Master Tonic – Fire Cider
Master Tonic / Fire Cider Ingredients
1 part fresh chopped garlic cloves (antibacterial, anti-fungal, antiviral, anti-parasitical)
1 part fresh chopped onions (white if possible – similar properties to garlic)
1 part fresh grated ginger root (increases circulation to the extremities)
1 part fresh grated horseradish root (increases blood flow to the head)
1 part fresh chopped Habañero peppers (alternatively, you can use cayenne pepper to taste – it’s very therapeutic and you will be able to control the heat better this way)
Raw Organic Apple Cider Vinegar
Large Canning Jar
What I do is buy my horseradish root and weigh it using my kitchen scale. The weight of the horseradish root becomes the ‘part’. So if I have a root that weighs 4 ounces, then I add 4 ounces of everything else, too.
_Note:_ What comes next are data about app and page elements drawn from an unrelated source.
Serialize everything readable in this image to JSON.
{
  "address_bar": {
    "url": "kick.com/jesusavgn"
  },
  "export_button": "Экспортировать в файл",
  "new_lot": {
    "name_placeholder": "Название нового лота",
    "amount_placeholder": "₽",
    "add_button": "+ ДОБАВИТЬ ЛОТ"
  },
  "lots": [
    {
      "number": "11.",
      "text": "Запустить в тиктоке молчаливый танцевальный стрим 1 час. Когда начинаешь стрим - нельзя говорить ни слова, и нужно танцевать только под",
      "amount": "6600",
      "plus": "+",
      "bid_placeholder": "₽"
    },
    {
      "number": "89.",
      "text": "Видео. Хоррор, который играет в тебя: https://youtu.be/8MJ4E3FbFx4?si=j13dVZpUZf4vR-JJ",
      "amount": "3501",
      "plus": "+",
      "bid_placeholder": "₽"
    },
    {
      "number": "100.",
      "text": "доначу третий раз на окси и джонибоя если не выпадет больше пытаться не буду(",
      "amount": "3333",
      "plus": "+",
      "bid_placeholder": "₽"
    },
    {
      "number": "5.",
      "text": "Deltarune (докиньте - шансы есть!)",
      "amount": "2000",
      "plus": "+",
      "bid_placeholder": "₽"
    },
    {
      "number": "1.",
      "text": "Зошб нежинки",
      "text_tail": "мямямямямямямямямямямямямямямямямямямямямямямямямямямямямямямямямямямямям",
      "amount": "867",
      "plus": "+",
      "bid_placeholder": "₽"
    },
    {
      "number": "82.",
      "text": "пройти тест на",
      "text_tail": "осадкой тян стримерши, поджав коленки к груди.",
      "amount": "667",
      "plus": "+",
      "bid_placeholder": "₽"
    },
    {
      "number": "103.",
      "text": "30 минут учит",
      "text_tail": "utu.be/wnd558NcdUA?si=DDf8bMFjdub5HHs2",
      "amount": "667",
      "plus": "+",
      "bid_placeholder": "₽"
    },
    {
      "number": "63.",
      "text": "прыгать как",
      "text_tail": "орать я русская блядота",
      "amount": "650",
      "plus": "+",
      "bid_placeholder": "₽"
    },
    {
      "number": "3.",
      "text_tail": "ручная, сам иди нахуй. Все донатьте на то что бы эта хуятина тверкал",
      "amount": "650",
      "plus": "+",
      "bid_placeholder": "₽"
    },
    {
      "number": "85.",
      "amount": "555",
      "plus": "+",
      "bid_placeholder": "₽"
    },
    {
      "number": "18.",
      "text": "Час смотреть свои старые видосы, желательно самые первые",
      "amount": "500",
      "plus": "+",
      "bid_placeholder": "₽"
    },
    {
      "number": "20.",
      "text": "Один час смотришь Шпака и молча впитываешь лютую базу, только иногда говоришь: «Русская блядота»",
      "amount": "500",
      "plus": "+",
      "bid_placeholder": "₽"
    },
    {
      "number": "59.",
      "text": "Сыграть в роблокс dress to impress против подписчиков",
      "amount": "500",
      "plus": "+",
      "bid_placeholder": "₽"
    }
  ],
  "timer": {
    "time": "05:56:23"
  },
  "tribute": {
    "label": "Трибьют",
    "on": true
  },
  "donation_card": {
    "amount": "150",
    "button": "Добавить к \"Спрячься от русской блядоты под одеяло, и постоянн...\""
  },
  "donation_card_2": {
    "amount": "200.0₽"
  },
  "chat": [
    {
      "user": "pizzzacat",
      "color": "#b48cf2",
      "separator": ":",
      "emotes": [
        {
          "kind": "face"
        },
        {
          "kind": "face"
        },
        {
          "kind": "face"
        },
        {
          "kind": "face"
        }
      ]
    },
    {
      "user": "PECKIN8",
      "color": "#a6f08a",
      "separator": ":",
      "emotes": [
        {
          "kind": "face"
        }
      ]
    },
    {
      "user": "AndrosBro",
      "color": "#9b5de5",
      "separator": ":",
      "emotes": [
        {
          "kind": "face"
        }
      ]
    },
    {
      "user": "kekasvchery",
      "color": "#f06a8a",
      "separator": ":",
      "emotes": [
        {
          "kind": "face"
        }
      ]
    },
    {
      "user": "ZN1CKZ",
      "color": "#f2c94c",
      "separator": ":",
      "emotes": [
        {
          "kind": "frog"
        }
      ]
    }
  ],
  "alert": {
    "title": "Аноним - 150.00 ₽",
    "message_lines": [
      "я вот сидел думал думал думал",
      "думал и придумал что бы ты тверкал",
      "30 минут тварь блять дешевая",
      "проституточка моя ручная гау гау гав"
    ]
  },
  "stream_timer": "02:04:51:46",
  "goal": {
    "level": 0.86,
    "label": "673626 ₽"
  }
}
Then I grate the horseradish using a box grater – horseradish is pretty tough, this is going to take some time and it is going to clear your head of any congestion.
Peel and quarter the onion, peel the garlic, break up the ginger a little, cut the stems off the peppers and place everything into the food processor and pulse til everything is chopped, but not necessarily fully puréed.
Remove the chopped ingredients to the canning jar. Ideally, your ingredients should fill the jar approximately 3/4, then you would fill the jar with Raw Organic Apple Cider Vinegar, leaving about 1 inch head space. This isn’t a perfect world, though, so if your jar is very large and your ingredients only fill it to about half way, when you add the ACV, fill to 2-3 inches above where your ingredients were (mark it with tape or your finger before adding the ACV). You can fill the jar completely with the ACV, and it will still make a strong batch, but you’ll need to let it sit longer – 6 to 8 weeks.
Let sit for 2-4 weeks (longer the better). They say to shake it every day, but I am lucky to get to shake mine once a week sometimes. Strain. Jar. Keep out of sunlight. This will keep indefinitely once strained. You may add honey right to your jar after straining or to each dose as it’s taken.
Dosage: Depends on how heat-tolerant one is. Some start with a teaspoon and work up. Others are able to take an ounce at a time. I take it til my nose starts running. Sometimes that is just one ounce, other times, it’s a couple of shots (I use the measuring shot glasses) – no I don’t ‘shoot’ it…
With the vegetable matter that is strained out – some people save that and use it in marinades, others dehydrate it and make seasoning powder. Dried, then pulverized with really good sea salt makes a very tasty seasoning.
Sometimes it gets offered to the compost. This is up to you!